» Work item
Repeat the data word for word and skip the pictures.

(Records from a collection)
═══
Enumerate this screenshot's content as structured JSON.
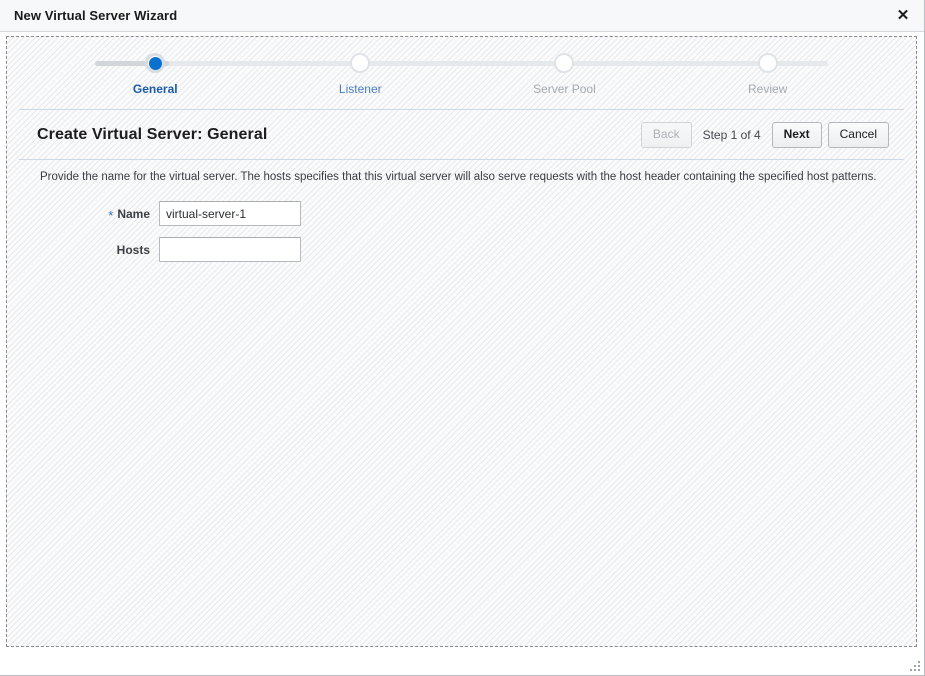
{
  "window": {
    "title": "New Virtual Server Wizard",
    "close_icon": "close-icon",
    "close_glyph": "✕"
  },
  "stepper": {
    "steps": [
      {
        "label": "General",
        "state": "active"
      },
      {
        "label": "Listener",
        "state": "link"
      },
      {
        "label": "Server Pool",
        "state": "disabled"
      },
      {
        "label": "Review",
        "state": "disabled"
      }
    ],
    "active_color": "#1b5aa8",
    "link_color": "#4a7ebb",
    "disabled_color": "#a4aab0",
    "dot_color": "#0a72ce"
  },
  "page": {
    "title": "Create Virtual Server: General",
    "instruction": "Provide the name for the virtual server. The hosts specifies that this virtual server will also serve requests with the host header containing the specified host patterns."
  },
  "actions": {
    "back_label": "Back",
    "step_counter": "Step 1 of 4",
    "next_label": "Next",
    "cancel_label": "Cancel"
  },
  "form": {
    "fields": [
      {
        "label": "Name",
        "required": true,
        "required_marker": "*",
        "value": "virtual-server-1",
        "placeholder": ""
      },
      {
        "label": "Hosts",
        "required": false,
        "required_marker": "",
        "value": "",
        "placeholder": ""
      }
    ]
  }
}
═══
» Response box
Enumerate this screenshot's content as structured JSON.
{
  "window": {
    "title": "New Virtual Server Wizard",
    "close_icon": "close-icon",
    "close_glyph": "✕"
  },
  "stepper": {
    "steps": [
      {
        "label": "General",
        "state": "active"
      },
      {
        "label": "Listener",
        "state": "link"
      },
      {
        "label": "Server Pool",
        "state": "disabled"
      },
      {
        "label": "Review",
        "state": "disabled"
      }
    ],
    "active_color": "#1b5aa8",
    "link_color": "#4a7ebb",
    "disabled_color": "#a4aab0",
    "dot_color": "#0a72ce"
  },
  "page": {
    "title": "Create Virtual Server: General",
    "instruction": "Provide the name for the virtual server. The hosts specifies that this virtual server will also serve requests with the host header containing the specified host patterns."
  },
  "actions": {
    "back_label": "Back",
    "step_counter": "Step 1 of 4",
    "next_label": "Next",
    "cancel_label": "Cancel"
  },
  "form": {
    "fields": [
      {
        "label": "Name",
        "required": true,
        "required_marker": "*",
        "value": "virtual-server-1",
        "placeholder": ""
      },
      {
        "label": "Hosts",
        "required": false,
        "required_marker": "",
        "value": "",
        "placeholder": ""
      }
    ]
  }
}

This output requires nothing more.